Copy the records below without altering a single word.

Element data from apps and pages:
================

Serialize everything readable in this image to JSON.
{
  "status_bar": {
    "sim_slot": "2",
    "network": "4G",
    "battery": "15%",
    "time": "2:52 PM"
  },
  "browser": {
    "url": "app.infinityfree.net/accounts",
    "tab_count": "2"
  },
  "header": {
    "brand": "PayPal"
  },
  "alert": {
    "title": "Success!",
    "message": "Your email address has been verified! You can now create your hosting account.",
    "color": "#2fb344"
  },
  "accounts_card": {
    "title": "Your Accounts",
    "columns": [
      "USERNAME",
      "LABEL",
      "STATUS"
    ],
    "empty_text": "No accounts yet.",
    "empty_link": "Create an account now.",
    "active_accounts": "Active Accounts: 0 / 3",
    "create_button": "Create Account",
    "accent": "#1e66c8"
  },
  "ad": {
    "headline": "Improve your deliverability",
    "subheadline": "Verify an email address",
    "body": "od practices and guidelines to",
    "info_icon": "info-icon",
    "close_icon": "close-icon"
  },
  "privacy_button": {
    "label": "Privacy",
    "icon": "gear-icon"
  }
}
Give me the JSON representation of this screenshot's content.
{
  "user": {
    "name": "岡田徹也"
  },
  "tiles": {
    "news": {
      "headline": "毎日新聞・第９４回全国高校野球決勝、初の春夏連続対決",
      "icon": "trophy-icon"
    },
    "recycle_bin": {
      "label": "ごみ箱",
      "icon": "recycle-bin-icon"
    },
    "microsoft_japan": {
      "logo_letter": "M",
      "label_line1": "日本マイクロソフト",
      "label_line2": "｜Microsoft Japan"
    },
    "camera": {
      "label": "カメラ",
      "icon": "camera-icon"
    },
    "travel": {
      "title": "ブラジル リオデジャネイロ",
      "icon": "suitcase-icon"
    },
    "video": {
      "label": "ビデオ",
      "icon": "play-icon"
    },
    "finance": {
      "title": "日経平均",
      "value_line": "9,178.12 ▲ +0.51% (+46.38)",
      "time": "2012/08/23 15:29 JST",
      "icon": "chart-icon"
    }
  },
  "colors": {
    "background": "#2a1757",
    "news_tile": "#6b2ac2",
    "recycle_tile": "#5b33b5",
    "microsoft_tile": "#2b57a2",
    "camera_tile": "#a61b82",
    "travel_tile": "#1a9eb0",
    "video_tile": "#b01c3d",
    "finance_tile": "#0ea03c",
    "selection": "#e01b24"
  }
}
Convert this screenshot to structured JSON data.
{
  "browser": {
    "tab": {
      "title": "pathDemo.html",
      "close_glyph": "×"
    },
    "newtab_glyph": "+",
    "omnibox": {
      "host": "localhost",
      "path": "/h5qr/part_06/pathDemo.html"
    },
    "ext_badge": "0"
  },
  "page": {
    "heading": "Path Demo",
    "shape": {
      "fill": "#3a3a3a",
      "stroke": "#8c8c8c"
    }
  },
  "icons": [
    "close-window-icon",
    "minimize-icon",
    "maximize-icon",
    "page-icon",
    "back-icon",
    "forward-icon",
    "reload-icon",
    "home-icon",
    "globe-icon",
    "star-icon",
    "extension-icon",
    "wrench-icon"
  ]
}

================

### Answer to this exercise
Serialize everything readable in this image to JSON.
{
  "status_bar": {
    "sim_slot": "2",
    "network": "4G",
    "battery": "15%",
    "time": "2:52 PM"
  },
  "browser": {
    "url": "app.infinityfree.net/accounts",
    "tab_count": "2"
  },
  "header": {
    "brand": "PayPal"
  },
  "alert": {
    "title": "Success!",
    "message": "Your email address has been verified! You can now create your hosting account.",
    "color": "#2fb344"
  },
  "accounts_card": {
    "title": "Your Accounts",
    "columns": [
      "USERNAME",
      "LABEL",
      "STATUS"
    ],
    "empty_text": "No accounts yet.",
    "empty_link": "Create an account now.",
    "active_accounts": "Active Accounts: 0 / 3",
    "create_button": "Create Account",
    "accent": "#1e66c8"
  },
  "ad": {
    "headline": "Improve your deliverability",
    "subheadline": "Verify an email address",
    "body": "od practices and guidelines to",
    "info_icon": "info-icon",
    "close_icon": "close-icon"
  },
  "privacy_button": {
    "label": "Privacy",
    "icon": "gear-icon"
  }
}
Give me the JSON representation of this screenshot's content.
{
  "user": {
    "name": "岡田徹也"
  },
  "tiles": {
    "news": {
      "headline": "毎日新聞・第９４回全国高校野球決勝、初の春夏連続対決",
      "icon": "trophy-icon"
    },
    "recycle_bin": {
      "label": "ごみ箱",
      "icon": "recycle-bin-icon"
    },
    "microsoft_japan": {
      "logo_letter": "M",
      "label_line1": "日本マイクロソフト",
      "label_line2": "｜Microsoft Japan"
    },
    "camera": {
      "label": "カメラ",
      "icon": "camera-icon"
    },
    "travel": {
      "title": "ブラジル リオデジャネイロ",
      "icon": "suitcase-icon"
    },
    "video": {
      "label": "ビデオ",
      "icon": "play-icon"
    },
    "finance": {
      "title": "日経平均",
      "value_line": "9,178.12 ▲ +0.51% (+46.38)",
      "time": "2012/08/23 15:29 JST",
      "icon": "chart-icon"
    }
  },
  "colors": {
    "background": "#2a1757",
    "news_tile": "#6b2ac2",
    "recycle_tile": "#5b33b5",
    "microsoft_tile": "#2b57a2",
    "camera_tile": "#a61b82",
    "travel_tile": "#1a9eb0",
    "video_tile": "#b01c3d",
    "finance_tile": "#0ea03c",
    "selection": "#e01b24"
  }
}
Convert this screenshot to structured JSON data.
{
  "browser": {
    "tab": {
      "title": "pathDemo.html",
      "close_glyph": "×"
    },
    "newtab_glyph": "+",
    "omnibox": {
      "host": "localhost",
      "path": "/h5qr/part_06/pathDemo.html"
    },
    "ext_badge": "0"
  },
  "page": {
    "heading": "Path Demo",
    "shape": {
      "fill": "#3a3a3a",
      "stroke": "#8c8c8c"
    }
  },
  "icons": [
    "close-window-icon",
    "minimize-icon",
    "maximize-icon",
    "page-icon",
    "back-icon",
    "forward-icon",
    "reload-icon",
    "home-icon",
    "globe-icon",
    "star-icon",
    "extension-icon",
    "wrench-icon"
  ]
}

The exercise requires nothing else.